Deputy senior district judge Tan Ikram said that despite its previous failings, the firm was now “fit and proper” to hold a licence.
Ikram decided to give the firm a licence to operate for 18 months, with 21 conditions attached.
Responding to the decision Jamie Heywood, Uber’s regional general manager for northern and eastern Europe, said:
“This decision is a recognition of Uber’s commitment to safety and we will continue to work constructively with TfL.
“There is nothing more important than the safety of the people who use the Uber app as we work together to keep London moving.”
London mayor Sadiq Khan said that TfL would continue to monitor the firm:

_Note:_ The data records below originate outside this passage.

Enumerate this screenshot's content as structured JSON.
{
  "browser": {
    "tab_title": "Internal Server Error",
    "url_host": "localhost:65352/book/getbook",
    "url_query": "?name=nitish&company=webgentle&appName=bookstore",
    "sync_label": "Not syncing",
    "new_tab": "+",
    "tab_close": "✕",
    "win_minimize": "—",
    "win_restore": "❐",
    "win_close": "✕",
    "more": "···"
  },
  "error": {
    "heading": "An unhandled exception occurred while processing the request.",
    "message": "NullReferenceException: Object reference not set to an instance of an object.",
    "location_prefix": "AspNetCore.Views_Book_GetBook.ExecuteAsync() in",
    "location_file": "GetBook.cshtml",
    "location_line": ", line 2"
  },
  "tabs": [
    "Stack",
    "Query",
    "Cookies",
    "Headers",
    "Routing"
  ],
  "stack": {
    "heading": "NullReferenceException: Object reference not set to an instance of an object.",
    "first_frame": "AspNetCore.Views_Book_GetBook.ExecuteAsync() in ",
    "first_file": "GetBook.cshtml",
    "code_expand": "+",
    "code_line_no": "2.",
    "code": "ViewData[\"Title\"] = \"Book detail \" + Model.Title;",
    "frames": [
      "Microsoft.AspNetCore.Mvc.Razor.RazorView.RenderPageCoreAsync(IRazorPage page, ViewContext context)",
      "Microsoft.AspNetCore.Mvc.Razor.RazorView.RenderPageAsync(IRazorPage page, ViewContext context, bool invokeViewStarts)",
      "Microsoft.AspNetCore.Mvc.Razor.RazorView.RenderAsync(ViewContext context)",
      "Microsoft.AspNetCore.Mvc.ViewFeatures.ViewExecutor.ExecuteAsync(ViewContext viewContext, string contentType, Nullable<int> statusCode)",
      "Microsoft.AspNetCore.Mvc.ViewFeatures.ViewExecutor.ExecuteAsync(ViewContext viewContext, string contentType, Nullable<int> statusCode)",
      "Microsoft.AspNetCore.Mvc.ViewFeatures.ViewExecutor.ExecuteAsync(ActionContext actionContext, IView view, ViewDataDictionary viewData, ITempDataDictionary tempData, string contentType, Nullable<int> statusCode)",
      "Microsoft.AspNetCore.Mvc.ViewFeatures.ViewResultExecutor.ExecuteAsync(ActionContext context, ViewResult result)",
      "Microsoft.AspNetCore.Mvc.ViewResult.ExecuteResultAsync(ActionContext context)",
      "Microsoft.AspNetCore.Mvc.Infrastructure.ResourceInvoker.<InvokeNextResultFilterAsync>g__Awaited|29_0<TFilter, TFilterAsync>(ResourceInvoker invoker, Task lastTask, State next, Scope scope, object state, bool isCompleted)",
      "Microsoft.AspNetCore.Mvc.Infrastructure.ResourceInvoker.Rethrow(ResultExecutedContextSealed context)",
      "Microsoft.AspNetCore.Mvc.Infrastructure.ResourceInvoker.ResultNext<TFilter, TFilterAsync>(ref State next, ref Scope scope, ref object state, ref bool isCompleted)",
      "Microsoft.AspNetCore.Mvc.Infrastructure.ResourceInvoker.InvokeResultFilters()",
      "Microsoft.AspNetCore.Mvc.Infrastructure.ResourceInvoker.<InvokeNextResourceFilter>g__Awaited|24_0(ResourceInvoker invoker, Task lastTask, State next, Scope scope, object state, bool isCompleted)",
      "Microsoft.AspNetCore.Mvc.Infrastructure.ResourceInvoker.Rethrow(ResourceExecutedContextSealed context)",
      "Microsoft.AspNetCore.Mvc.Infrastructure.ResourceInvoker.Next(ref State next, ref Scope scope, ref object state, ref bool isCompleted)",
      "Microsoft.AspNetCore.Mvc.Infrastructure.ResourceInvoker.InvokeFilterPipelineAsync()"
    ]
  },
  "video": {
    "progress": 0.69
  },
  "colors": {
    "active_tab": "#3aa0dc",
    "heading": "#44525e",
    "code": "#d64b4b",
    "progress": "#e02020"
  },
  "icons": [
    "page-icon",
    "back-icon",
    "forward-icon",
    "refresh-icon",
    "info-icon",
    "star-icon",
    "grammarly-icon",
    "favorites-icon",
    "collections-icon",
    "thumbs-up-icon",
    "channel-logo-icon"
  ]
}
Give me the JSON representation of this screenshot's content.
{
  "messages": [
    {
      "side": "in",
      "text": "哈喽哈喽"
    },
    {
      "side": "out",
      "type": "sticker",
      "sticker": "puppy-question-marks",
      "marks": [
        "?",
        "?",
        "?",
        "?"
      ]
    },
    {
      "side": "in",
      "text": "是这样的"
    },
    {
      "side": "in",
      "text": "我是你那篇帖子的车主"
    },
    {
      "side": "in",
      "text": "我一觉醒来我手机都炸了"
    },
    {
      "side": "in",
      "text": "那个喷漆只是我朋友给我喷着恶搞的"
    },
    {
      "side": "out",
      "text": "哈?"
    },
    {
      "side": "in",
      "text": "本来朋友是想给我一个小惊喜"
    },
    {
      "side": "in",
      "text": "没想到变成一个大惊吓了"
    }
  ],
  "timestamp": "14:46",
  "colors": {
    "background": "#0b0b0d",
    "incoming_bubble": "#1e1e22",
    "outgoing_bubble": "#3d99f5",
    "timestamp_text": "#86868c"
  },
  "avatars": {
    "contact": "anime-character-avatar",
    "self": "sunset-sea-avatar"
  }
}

“Public safety is paramount, so TfL was absolutely right not to renew Uber’s licence last November after identifying failures that directly put passengers in danger.
“I am pleased that Uber have admitted that their response to very real concerns about passenger safety was inadequate, and since then Uber has made improvements.
“I can assure Londoners that TfL will continue to closely monitor Uber and will not hesitate to take swift action should they fail to meet the strict standards required to protect passengers.”
In 2019, Transport for London refused to renew the ride-hailing app’s license to operate in the capital after what it called a “pattern of failures”.
The Silicon Valley firm appealed the decision, saying that it had improved its security features in response to the complaints.
Uber said it had improved systems to verify drivers’ insurance documents and launched real-time identification in the app.
When it denied the firm a new license, TfL alleged more than 14,000 trips were taken between 2018 and 2019 by unauthorised drivers, using loopholes in Uber’s systems to share apps and cars by changing their identification photos.
Business group London First said that the decision was “good news” for the people of the capital.
“As TfL recognised last year, Uber has taken significant steps to improve its operations and safety in London. This Court ruling recognises these important enhancements to its service.
“On demand transport services are here to stay, and TfL and private companies like Uber must continue to work together to enable safe and responsible innovation on our roads.”
However, Labour MP Wes Streeting slammed the decision, saying that any other operator would have lost their licence.
“If a Black Taxi driver or minicab operator had flouted the rules like Uber, they’d have lost their licence”, he tweeted.
“It’s one rule for them and another for the tax-avoiding, rule-flouting multinational company based in San Francisco. This decision stinks.”
Taxi driver association the Licensed Taxi Drivers’ Association (LTDA), an interested party in the case, agreed, calling the decision a “disaster for London”.
Uber first lost its licence in London in 2017, and had since been operating on a 15-month probationary licence. It then received a two-month licence in September last year, before failing to gain an extension from TfL in November.